Copy out the lines of the material that include the string "screenshot".

> **RECORDS PROVIDED**
★ ★ ★ ★ ★ ★ ★
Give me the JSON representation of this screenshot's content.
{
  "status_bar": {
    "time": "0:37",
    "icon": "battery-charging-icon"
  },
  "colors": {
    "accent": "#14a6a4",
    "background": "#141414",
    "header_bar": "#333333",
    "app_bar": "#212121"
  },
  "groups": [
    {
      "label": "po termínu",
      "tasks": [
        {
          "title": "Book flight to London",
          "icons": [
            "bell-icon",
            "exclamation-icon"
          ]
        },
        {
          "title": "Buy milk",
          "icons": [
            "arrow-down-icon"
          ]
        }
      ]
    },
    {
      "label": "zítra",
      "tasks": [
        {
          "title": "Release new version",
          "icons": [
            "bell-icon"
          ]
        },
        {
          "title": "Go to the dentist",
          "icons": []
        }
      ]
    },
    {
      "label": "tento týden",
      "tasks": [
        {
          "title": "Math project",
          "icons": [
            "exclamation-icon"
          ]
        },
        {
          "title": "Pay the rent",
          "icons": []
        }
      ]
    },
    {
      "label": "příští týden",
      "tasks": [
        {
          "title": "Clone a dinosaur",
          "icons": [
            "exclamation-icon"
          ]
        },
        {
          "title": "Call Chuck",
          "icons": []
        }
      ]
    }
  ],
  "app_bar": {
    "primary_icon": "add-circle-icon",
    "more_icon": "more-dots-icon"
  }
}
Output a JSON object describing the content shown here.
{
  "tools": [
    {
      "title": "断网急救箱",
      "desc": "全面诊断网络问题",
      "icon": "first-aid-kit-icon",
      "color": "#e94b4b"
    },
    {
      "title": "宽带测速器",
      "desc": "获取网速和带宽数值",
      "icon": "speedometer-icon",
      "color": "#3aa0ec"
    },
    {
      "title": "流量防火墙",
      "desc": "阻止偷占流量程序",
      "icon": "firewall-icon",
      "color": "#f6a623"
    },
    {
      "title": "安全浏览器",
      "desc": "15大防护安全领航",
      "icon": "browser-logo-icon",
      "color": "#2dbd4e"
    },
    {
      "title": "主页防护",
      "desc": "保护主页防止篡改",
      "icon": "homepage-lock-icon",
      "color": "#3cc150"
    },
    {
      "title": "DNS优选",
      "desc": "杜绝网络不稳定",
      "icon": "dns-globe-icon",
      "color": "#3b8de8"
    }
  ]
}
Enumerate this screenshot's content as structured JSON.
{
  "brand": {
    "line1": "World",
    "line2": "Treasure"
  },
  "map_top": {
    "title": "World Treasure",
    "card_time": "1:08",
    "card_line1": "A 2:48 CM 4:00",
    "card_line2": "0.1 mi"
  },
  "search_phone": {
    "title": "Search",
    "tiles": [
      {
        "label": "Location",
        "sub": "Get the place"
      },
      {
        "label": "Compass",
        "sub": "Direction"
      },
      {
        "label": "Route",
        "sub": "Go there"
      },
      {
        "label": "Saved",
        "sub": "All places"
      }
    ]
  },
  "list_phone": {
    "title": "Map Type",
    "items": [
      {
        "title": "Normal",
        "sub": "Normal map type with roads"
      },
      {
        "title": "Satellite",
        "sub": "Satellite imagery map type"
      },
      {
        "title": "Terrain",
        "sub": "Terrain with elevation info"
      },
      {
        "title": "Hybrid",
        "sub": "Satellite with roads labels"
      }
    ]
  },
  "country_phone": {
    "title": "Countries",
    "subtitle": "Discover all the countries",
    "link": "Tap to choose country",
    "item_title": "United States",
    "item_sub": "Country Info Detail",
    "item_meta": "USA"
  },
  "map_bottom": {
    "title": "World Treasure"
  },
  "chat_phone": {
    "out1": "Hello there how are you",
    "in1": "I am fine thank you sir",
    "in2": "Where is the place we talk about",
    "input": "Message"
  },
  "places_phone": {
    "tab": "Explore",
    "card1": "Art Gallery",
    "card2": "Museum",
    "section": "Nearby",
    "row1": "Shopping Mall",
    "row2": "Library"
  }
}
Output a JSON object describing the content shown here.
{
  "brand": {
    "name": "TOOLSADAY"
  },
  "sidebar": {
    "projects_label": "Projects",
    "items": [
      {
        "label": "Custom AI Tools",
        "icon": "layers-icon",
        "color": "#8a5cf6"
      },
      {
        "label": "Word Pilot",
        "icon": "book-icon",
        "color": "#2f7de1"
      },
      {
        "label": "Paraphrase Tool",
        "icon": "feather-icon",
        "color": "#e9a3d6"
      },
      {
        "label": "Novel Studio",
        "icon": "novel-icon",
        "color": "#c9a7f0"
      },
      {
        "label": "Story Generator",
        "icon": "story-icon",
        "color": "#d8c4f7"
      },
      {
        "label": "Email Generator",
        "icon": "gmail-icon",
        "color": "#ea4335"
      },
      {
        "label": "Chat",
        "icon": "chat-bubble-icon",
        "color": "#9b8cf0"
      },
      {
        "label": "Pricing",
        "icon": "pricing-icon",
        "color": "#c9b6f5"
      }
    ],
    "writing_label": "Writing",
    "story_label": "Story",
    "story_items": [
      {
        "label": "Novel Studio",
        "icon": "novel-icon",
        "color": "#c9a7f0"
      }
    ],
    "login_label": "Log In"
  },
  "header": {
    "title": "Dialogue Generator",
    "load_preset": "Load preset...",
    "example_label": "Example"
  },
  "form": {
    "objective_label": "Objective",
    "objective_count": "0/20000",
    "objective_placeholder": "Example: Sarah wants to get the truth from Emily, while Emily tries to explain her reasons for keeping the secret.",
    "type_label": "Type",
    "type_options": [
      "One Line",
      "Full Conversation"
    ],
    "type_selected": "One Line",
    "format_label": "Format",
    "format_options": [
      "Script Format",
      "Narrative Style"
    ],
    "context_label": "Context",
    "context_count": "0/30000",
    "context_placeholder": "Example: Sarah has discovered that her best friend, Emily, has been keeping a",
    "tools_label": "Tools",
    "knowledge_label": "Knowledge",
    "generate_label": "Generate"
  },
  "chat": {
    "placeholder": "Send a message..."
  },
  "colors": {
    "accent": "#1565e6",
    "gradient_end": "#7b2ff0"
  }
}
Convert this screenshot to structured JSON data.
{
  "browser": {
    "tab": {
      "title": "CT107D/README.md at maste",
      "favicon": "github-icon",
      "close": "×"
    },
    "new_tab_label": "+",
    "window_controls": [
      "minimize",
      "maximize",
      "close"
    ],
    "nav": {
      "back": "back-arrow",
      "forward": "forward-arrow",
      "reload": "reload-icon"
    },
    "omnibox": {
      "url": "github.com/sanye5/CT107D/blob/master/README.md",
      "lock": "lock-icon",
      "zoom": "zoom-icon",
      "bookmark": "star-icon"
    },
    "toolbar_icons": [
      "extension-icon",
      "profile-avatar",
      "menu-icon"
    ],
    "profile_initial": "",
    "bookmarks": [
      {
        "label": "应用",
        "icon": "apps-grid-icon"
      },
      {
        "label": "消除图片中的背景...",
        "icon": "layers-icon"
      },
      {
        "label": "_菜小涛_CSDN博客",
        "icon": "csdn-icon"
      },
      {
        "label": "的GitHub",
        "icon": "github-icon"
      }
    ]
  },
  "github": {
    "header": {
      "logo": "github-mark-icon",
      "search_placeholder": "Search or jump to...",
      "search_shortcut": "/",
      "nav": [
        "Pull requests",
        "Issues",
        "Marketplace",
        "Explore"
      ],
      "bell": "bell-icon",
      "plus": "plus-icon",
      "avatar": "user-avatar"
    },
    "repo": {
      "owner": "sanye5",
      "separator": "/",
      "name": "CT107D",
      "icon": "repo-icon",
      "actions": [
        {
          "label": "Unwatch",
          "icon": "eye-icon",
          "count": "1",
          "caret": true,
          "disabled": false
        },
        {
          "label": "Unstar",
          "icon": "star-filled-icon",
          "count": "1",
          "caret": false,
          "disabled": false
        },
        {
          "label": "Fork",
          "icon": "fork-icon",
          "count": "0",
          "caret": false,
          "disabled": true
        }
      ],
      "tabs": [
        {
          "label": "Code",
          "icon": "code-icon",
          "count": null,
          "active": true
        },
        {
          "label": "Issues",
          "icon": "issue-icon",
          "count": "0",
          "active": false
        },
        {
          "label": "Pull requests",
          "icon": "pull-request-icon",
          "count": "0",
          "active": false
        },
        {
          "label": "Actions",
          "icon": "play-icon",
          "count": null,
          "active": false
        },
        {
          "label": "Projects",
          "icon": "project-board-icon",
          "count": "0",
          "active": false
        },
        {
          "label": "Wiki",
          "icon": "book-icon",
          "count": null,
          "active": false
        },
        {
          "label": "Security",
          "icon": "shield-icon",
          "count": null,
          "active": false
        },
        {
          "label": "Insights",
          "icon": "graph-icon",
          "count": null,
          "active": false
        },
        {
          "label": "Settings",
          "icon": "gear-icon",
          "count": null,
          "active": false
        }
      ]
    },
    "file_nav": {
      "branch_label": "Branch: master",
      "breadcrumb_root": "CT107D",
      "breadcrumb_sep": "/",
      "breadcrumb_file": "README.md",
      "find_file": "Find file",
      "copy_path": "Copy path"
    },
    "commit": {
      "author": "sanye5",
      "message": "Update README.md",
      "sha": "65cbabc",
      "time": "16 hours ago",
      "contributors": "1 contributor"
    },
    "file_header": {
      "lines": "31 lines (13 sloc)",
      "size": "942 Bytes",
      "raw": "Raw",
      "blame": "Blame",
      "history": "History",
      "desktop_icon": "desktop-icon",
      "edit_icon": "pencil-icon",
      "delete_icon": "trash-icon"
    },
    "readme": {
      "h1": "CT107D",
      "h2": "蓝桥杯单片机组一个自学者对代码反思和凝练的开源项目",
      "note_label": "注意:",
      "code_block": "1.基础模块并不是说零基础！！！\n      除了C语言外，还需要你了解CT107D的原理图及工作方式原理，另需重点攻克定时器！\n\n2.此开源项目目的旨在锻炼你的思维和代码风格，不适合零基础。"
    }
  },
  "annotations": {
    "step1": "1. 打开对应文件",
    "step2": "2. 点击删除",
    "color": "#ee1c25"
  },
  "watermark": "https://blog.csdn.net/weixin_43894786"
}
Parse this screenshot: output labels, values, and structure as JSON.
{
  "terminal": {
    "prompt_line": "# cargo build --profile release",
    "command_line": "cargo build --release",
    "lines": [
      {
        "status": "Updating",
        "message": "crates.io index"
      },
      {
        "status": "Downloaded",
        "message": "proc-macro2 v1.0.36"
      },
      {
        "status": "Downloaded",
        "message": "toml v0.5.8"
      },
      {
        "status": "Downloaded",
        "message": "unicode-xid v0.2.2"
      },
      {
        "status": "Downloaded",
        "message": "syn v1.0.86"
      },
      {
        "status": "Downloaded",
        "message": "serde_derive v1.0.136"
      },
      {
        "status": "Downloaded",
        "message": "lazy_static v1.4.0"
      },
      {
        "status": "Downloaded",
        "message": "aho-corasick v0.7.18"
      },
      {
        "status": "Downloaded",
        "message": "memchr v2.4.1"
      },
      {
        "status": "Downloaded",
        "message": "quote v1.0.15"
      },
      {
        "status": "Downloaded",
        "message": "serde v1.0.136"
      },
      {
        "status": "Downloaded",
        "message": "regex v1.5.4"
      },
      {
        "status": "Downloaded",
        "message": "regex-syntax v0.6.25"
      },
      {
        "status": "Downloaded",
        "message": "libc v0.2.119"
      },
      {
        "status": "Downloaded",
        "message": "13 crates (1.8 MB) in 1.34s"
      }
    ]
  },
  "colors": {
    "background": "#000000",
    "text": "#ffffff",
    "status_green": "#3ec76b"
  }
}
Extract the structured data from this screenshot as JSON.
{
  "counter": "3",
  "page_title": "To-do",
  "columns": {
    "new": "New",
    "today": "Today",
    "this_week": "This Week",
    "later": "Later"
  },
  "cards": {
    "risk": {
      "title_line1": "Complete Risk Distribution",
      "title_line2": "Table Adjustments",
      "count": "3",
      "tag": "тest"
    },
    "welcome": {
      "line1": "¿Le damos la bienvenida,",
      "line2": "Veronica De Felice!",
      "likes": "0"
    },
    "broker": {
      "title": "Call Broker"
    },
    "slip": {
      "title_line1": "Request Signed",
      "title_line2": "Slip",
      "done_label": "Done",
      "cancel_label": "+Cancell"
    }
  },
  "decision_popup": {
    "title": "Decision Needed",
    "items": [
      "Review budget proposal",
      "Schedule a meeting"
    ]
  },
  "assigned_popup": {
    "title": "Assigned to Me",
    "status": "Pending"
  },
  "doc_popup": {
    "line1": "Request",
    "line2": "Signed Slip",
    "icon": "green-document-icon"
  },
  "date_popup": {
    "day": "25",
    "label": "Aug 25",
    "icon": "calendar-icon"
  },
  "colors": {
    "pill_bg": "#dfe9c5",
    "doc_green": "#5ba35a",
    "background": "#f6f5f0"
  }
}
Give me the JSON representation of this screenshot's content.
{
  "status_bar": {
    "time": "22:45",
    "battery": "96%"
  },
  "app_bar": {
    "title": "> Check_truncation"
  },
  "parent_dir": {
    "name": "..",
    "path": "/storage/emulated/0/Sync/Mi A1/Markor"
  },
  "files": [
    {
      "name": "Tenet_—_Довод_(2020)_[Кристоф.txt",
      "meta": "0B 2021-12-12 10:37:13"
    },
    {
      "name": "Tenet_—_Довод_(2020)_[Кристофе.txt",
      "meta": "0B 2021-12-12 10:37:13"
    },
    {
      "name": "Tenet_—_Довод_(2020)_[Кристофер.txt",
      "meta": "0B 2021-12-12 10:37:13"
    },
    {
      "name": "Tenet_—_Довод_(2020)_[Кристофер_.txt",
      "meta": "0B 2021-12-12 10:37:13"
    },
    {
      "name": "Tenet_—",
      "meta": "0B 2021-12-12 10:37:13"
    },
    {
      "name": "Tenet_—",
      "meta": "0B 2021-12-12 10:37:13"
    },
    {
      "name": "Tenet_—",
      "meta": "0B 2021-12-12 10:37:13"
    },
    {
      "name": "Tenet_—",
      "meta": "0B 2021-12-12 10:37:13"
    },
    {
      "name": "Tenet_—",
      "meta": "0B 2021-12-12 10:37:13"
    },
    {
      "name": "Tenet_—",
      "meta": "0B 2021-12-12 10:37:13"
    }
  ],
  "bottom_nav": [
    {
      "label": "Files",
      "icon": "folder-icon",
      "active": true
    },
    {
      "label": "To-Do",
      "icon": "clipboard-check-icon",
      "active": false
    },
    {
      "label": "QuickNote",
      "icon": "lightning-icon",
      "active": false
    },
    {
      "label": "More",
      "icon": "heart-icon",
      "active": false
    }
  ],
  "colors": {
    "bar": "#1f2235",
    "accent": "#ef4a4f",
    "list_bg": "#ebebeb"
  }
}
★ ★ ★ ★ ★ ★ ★
> **OUTPUT OF THE EXERCISE**
Give me the JSON representation of this screenshot's content.
Enumerate this screenshot's content as structured JSON.
Convert this screenshot to structured JSON data.
Parse this screenshot: output labels, values, and structure as JSON.
Extract the structured data from this screenshot as JSON.
Give me the JSON representation of this screenshot's content.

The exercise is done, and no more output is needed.